■ ASSIGNED TASK ■
Every line with the string "마이스윗인터뷰" in it belongs in your answer, so copy them all from the data.
=== EXERCISE INPUT ===
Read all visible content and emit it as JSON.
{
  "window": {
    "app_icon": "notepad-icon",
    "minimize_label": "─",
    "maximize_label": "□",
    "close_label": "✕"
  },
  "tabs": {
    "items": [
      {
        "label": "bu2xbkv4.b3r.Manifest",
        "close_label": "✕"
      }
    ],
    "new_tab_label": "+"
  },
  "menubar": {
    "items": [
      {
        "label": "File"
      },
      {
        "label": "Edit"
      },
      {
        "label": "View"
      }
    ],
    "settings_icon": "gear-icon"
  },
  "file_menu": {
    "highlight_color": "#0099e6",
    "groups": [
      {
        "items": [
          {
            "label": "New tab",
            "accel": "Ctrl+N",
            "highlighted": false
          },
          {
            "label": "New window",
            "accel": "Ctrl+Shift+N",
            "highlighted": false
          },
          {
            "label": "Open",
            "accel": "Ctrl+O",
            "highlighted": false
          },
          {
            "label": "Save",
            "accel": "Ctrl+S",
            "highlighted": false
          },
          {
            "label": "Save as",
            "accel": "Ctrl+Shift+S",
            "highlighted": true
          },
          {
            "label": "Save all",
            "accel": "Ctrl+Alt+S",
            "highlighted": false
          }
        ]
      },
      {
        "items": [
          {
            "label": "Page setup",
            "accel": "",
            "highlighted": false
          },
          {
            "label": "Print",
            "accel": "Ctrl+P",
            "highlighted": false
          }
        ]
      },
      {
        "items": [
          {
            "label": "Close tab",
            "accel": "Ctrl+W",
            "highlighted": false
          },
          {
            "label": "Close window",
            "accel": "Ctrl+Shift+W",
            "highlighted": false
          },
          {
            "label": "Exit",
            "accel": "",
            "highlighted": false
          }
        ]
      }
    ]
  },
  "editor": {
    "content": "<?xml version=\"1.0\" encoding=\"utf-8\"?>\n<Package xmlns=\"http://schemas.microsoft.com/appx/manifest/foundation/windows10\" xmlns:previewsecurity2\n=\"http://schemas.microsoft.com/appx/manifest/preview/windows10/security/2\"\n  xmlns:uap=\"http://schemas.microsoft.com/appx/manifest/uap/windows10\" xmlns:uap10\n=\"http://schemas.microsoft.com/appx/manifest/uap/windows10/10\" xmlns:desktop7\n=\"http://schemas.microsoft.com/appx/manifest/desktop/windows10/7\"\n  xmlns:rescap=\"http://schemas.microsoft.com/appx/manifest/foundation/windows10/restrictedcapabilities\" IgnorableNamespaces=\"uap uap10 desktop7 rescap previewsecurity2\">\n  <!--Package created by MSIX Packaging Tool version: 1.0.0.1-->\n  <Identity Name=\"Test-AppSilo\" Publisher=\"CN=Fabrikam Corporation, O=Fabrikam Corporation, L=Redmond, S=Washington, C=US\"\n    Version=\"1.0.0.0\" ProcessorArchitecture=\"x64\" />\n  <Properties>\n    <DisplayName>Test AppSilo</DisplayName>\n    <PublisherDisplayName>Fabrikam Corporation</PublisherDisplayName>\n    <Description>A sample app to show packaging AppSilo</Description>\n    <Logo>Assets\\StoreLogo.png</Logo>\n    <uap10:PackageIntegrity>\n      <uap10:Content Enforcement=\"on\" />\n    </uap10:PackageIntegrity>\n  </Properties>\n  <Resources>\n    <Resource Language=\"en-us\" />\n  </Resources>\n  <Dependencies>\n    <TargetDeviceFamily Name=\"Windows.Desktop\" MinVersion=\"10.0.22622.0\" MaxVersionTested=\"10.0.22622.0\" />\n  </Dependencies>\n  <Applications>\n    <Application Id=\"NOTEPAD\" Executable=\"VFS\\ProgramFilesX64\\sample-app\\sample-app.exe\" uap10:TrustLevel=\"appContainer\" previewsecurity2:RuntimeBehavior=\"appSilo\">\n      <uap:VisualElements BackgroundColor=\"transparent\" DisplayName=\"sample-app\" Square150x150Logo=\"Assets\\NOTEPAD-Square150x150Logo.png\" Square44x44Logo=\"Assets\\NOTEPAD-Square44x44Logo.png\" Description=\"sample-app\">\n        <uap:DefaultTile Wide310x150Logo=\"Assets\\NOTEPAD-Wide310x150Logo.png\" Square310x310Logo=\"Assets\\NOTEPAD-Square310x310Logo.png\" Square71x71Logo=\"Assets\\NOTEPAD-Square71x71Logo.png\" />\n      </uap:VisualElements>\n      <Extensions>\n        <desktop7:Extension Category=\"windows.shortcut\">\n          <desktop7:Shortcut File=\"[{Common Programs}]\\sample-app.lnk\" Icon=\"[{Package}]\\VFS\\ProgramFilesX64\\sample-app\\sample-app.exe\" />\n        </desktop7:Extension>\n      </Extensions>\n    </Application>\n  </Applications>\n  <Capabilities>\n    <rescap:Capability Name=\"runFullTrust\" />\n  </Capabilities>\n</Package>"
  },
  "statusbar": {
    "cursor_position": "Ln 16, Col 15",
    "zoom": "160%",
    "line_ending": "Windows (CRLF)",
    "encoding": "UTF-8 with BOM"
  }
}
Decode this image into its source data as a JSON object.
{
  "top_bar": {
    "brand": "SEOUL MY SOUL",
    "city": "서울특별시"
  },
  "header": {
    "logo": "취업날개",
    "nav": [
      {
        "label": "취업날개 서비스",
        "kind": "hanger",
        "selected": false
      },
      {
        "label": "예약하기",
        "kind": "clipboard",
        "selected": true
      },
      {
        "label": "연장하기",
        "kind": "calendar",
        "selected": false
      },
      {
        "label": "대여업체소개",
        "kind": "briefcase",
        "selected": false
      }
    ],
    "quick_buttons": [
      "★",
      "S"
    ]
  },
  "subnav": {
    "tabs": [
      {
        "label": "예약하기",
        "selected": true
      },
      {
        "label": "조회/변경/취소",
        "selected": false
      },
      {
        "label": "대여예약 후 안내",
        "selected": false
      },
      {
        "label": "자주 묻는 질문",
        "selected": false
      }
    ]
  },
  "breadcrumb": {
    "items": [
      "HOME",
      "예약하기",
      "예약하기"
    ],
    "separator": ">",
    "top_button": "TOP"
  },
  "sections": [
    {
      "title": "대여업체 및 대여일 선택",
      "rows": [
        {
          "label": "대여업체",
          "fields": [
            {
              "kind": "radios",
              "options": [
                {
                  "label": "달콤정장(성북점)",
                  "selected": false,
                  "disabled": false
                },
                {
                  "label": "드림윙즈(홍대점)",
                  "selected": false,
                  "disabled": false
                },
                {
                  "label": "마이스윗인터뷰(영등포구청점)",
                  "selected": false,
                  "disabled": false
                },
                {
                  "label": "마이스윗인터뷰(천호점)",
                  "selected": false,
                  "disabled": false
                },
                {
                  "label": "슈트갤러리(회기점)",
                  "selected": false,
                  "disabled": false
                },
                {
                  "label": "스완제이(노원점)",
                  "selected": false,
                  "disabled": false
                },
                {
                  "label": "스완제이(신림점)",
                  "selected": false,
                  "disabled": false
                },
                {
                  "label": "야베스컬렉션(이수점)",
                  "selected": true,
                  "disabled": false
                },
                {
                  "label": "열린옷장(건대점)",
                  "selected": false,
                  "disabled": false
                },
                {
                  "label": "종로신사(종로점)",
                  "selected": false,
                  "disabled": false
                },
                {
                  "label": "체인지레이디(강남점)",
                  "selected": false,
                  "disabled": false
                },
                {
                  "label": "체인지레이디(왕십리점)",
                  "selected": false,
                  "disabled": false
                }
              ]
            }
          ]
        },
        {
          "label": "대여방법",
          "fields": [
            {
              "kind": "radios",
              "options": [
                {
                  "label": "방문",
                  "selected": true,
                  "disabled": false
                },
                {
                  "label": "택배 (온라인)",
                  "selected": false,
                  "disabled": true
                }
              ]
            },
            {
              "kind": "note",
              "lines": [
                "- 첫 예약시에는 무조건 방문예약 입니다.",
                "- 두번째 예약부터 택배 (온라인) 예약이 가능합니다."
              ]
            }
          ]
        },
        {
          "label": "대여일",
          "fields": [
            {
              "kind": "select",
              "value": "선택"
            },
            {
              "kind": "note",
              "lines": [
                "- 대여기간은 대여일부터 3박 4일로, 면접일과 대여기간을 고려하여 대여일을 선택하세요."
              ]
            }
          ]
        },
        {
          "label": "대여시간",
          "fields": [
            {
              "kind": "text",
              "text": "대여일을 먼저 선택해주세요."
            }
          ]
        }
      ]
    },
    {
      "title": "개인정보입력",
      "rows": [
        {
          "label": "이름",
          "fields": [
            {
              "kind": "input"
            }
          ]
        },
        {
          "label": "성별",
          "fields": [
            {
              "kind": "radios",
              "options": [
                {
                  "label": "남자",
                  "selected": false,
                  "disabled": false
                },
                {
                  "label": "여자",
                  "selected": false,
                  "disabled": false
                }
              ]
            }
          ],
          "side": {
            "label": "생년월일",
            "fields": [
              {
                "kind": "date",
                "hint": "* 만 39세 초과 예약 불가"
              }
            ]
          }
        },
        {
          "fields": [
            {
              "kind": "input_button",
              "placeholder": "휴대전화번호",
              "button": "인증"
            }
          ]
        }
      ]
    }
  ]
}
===
■ SOLUTION FOR THIS EXERCISE ■
                  "label": "마이스윗인터뷰(영등포구청점)",
                  "label": "마이스윗인터뷰(천호점)",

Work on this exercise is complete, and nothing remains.